◆ EXERCISE INSTRUCTIONS ◆
Pick out all lines of the entries that include the word "plan" and copy them.

(Source data)
::::

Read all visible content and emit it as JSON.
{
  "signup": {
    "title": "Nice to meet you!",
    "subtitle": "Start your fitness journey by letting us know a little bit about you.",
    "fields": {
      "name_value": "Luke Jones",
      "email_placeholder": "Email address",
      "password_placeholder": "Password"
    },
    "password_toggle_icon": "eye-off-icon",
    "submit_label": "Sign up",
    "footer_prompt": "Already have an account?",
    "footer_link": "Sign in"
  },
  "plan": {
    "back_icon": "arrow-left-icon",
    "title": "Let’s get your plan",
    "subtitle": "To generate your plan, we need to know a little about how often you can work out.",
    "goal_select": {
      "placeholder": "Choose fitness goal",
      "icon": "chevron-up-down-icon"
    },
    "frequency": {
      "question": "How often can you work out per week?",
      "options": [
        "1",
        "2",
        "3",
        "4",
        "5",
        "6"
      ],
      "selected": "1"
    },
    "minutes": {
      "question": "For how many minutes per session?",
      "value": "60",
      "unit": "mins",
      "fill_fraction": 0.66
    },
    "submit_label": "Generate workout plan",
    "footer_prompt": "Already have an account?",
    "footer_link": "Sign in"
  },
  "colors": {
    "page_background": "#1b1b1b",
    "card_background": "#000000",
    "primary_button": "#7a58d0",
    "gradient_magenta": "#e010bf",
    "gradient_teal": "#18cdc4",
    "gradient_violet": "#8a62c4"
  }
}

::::

◆ SOLUTION ◆
  "plan": {
    "title": "Let’s get your plan",
    "subtitle": "To generate your plan, we need to know a little about how often you can work out.",
    "submit_label": "Generate workout plan",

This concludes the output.